by Mary Scianna
Nesting software can generate big productivity gains, but how do you know if you have the right software for your shop?
Nesting software is often overlooked in the productivity equation. Fabricators focus on the machine, forgetting the nesting process and associated software can be a big contributor to productivity gains.
“Manual nesting can slow production down to a crawl. By automating the process, fabricators can achieve significant and sustained productivity gains and cost savings,” says James Lindsey, product manager for SigmaTEK Systems LLC, Cincinnati, OH. “Improved parts nesting impacts optimization-this alone can reduce waste by five per cent or more.”
Beyond the obvious cost savings from metal scrap reduction, users can also achieve better machine utilization, adds John Del Vecchio, vice president of sales and marketing for Shop Data Systems Inc., Garland, TX.
“A user may combine advanced toolpath techniques with nesting to achieve better material utilization and better machine utilization. In some cases, users can also achieve better consumable life.”
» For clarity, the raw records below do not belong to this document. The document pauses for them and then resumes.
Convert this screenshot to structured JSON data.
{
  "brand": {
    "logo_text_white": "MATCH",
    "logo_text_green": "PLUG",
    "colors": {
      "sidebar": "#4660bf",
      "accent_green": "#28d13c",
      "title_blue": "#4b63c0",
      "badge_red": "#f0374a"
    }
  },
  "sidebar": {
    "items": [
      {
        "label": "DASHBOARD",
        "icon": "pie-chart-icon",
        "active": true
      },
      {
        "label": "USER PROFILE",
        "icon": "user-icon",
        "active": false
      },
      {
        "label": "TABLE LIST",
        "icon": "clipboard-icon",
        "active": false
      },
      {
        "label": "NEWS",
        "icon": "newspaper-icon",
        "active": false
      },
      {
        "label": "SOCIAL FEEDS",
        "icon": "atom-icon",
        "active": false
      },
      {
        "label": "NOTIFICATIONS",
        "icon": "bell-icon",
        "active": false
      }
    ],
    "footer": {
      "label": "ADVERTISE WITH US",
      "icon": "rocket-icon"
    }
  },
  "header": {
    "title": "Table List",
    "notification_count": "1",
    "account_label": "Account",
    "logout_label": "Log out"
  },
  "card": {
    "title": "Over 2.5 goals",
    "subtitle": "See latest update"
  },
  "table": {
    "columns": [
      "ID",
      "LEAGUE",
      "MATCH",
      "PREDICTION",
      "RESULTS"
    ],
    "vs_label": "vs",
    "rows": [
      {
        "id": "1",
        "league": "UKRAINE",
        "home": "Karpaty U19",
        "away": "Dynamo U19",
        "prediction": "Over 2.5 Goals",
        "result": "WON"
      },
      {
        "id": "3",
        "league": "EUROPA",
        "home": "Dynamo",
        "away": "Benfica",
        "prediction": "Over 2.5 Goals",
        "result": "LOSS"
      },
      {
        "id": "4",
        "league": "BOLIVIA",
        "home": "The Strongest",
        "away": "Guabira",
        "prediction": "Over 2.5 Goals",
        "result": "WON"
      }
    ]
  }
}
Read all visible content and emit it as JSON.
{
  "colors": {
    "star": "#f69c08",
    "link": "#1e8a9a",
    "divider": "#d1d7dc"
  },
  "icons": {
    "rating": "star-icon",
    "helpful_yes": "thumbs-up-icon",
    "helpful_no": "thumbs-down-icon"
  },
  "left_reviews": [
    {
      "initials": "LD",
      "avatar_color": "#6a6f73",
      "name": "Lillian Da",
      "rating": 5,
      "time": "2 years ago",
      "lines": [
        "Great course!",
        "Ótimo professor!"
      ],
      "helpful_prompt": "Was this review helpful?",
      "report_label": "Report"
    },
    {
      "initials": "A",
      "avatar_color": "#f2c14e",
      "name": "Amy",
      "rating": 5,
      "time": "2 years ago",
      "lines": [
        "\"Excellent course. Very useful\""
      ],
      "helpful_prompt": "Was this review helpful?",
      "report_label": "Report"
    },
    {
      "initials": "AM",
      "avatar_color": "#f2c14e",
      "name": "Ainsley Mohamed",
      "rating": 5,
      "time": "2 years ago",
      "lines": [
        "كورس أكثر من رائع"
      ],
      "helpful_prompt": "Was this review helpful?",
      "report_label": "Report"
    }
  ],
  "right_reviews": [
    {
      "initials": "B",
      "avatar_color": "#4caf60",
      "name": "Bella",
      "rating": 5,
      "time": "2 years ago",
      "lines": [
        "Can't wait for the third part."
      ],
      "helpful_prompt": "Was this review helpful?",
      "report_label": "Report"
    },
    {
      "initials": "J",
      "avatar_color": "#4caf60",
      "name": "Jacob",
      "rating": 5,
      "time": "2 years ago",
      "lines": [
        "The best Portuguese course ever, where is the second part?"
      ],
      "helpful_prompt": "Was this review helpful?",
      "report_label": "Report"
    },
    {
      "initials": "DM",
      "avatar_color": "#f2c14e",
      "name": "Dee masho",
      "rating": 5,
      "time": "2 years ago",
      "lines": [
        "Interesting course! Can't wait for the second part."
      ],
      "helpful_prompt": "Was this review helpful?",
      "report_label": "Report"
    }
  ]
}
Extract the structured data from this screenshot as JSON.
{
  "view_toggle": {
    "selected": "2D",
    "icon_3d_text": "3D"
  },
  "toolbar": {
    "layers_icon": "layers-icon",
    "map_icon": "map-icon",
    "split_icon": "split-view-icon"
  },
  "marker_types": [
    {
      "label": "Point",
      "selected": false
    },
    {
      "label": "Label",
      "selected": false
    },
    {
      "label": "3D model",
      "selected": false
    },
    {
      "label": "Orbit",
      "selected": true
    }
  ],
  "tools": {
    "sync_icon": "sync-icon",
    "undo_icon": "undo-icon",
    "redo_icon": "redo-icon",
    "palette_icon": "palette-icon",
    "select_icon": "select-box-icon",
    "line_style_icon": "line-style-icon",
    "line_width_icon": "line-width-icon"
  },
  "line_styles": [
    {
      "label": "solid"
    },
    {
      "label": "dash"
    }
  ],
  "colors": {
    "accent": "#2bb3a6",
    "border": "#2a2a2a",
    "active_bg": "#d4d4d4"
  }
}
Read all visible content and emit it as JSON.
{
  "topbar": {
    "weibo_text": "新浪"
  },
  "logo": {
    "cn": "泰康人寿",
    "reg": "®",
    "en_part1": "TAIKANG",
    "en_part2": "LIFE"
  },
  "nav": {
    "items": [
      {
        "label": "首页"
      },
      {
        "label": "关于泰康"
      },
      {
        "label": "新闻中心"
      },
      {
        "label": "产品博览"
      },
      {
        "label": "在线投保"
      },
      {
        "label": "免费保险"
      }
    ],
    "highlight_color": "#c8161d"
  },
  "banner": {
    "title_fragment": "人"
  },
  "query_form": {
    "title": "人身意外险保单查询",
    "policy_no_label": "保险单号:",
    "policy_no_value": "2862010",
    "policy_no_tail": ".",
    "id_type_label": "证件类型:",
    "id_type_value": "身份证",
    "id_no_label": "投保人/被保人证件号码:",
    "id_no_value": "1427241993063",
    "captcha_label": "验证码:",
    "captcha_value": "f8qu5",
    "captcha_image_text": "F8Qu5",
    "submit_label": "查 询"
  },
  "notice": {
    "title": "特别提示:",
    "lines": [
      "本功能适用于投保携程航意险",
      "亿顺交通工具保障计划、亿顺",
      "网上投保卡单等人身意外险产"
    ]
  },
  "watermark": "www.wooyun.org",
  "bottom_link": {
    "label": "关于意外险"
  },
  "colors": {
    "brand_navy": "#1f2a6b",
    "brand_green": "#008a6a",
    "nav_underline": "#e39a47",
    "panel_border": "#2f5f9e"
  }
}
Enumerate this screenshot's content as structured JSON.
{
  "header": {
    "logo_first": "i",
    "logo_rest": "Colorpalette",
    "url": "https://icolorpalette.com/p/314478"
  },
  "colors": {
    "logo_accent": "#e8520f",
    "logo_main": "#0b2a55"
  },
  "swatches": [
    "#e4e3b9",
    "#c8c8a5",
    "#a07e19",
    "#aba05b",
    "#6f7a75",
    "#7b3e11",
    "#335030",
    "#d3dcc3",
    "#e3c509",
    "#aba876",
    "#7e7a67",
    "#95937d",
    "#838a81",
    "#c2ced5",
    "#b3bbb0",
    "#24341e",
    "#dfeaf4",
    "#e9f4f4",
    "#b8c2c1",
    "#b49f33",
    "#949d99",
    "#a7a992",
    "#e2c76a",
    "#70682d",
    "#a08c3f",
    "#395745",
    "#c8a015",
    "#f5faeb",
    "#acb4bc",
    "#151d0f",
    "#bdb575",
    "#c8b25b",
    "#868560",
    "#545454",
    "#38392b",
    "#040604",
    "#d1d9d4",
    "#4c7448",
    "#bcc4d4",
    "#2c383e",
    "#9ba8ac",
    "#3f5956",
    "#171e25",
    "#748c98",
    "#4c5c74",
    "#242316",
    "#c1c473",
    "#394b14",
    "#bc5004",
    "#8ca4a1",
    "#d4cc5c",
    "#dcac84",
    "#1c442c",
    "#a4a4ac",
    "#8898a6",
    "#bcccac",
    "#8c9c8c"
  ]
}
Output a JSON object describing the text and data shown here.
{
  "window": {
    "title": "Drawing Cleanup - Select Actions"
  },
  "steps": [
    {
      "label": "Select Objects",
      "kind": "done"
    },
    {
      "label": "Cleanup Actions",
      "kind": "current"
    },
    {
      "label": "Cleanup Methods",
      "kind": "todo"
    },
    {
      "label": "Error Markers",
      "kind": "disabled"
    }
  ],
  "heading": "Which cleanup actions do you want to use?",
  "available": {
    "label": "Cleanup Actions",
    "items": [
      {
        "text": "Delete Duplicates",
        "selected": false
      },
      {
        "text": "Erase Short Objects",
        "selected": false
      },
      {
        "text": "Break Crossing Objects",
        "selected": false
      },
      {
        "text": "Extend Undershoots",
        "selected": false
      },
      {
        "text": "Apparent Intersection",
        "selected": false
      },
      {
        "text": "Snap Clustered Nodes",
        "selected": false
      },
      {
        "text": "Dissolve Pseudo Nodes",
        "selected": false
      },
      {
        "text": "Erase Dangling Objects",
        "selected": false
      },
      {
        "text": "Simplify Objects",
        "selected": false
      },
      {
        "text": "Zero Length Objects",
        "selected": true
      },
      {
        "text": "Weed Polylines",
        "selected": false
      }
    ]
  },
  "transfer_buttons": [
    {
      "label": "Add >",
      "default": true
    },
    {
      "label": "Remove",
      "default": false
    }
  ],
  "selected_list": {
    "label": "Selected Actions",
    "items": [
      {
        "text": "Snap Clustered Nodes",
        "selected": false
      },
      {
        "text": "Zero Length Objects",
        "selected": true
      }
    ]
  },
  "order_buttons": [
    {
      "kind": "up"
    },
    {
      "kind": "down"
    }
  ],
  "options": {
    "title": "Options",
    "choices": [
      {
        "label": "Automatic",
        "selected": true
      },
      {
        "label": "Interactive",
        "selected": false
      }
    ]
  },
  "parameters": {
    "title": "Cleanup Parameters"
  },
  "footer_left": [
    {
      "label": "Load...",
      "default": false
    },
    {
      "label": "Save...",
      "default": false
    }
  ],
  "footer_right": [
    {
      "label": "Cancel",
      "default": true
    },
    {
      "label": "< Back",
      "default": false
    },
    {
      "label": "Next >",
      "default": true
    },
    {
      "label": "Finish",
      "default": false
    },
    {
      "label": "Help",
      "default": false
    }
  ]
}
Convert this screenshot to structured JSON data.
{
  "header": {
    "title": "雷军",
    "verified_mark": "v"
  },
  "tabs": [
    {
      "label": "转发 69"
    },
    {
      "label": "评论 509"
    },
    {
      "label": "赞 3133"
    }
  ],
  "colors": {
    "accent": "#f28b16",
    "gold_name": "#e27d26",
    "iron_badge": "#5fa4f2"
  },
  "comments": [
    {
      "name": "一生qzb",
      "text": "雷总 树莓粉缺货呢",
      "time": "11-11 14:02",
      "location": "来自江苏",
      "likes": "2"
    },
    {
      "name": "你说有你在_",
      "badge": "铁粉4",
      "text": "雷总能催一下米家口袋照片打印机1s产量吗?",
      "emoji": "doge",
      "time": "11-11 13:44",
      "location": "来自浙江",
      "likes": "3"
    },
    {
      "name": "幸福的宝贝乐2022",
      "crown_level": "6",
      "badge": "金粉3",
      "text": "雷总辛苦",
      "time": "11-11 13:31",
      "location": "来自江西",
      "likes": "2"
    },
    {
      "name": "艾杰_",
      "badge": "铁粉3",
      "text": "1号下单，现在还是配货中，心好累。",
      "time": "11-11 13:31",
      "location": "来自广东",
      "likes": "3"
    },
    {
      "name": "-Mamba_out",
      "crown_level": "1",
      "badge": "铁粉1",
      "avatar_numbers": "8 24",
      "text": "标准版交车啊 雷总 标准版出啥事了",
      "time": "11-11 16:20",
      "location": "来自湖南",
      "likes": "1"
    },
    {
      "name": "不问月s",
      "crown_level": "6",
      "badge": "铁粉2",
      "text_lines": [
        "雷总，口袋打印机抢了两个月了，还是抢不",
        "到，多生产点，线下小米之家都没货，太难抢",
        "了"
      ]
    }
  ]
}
The biggest productivity gain Kyle Plass, applications engineer at Prima Power, Arlington Heights, IL, likes to highlight to customers is “your programmer will have additional time to focus on improving other processes for the factory,” because of reduced programming time required on the company’s software.
And for a shop that runs multiple cutting processes–plasma, laser, waterjet, oxyfuel–you have a single programming solution which allows you to “output NC job files to another machine easily when a breakdown occurs or maintenance is needed,” says Derek Weston, marketing product manager, Hypertherm CAM Solutions, Hanover, NH.
Choosing the right nesting software
Whether your nesting software is machine tool supplier specific or comes from a nesting software company, fabricators should consider several factors to determine the effectiveness of a nesting software product.
“It’s important to consider the machine itself,” advises Steffen Kutz, software manager for TRUMPF’s TruTops software. “If you have a machine with two laser heads, for example, the cutting heads will be at a certain distance from each other so to make efficient use of that machine you want to nest in a way that makes sense for the specific machine you are using.”
Another example he gives is for punching machines. “Consider the clamp area. Can the clamps be adjusted to accommodate nesting needs or do you have to take their fixed position into account?”
Software flexibility is an important factor, says Weston. You want a software program that “incorporates built-in process parameters for various machine technologies–plasma, laser, waterjet, oxyfuel–and machine brands.”
If your fabricating shop incorporates automation, you need to consider how the nesting software will operate in this environment, advise Steve Aleshin, applications manager and application engineer for laser nesting software, and Phil Patrick, application engineer for punch/shear nesting software for Salvagnini America Inc., Hamilton, OH. “Much of our machinery is tied in with automation and there are a lot of features in nesting that are used for automation, such as tip and hole avoidance and taking a skeleton to use for parts where the software creates additional files for this,” explains Aleshin.
Salvagnini’s nesting software, MetalNest, which is exclusive to its machines and created in Italy at the company’s main manufacturing facility, is a “fluid” software designed to minimize operator input by running multiple part programs from a production list (PL).
“When the nesting is finished, in addition to the nest programs, a production list is created,” explains Patrick. “This file has information for the order in which the nested programs are produced and the number of times each pattern needs to be run.” The nested programs and the PL file are sent to the machine where the operator selects and loads the PL for a specific order and the machine produces the nests. “As a result, the flow of work across the work centre is paced by the software, not the operator starting each individual program. The result is improved uptime.”
One advantage of nesting software from the machine tool supplier according to Prima Power’s Kyle Plass is that fabricators don’t have to purchase additional options, such as ERP connectivity and teach functions.
“Our software is designed for our products; functions built into the software are tailored to how the machine will process. Third party software doesn’t always have this luxury because such software would run into many different styles of machines. One general set with many different parameters is what you typically get from a third party.”
Nesting software providers, however, suggest otherwise.
“Most software that comes bundled with a machine is focused mainly on machine motion; it will run, but not the most efficiently,” says SigmaTEK’s James Lindsey. “Machine software is generally a ‘lit’ nesting package with basic capabilities. On the other hand, sophisticated nesting software has the ability to drive virtually any or all cutting, punch and bending machine regardless of type or brand. Fabricators should research and choose software that fits their short and longer-term needs.” SMT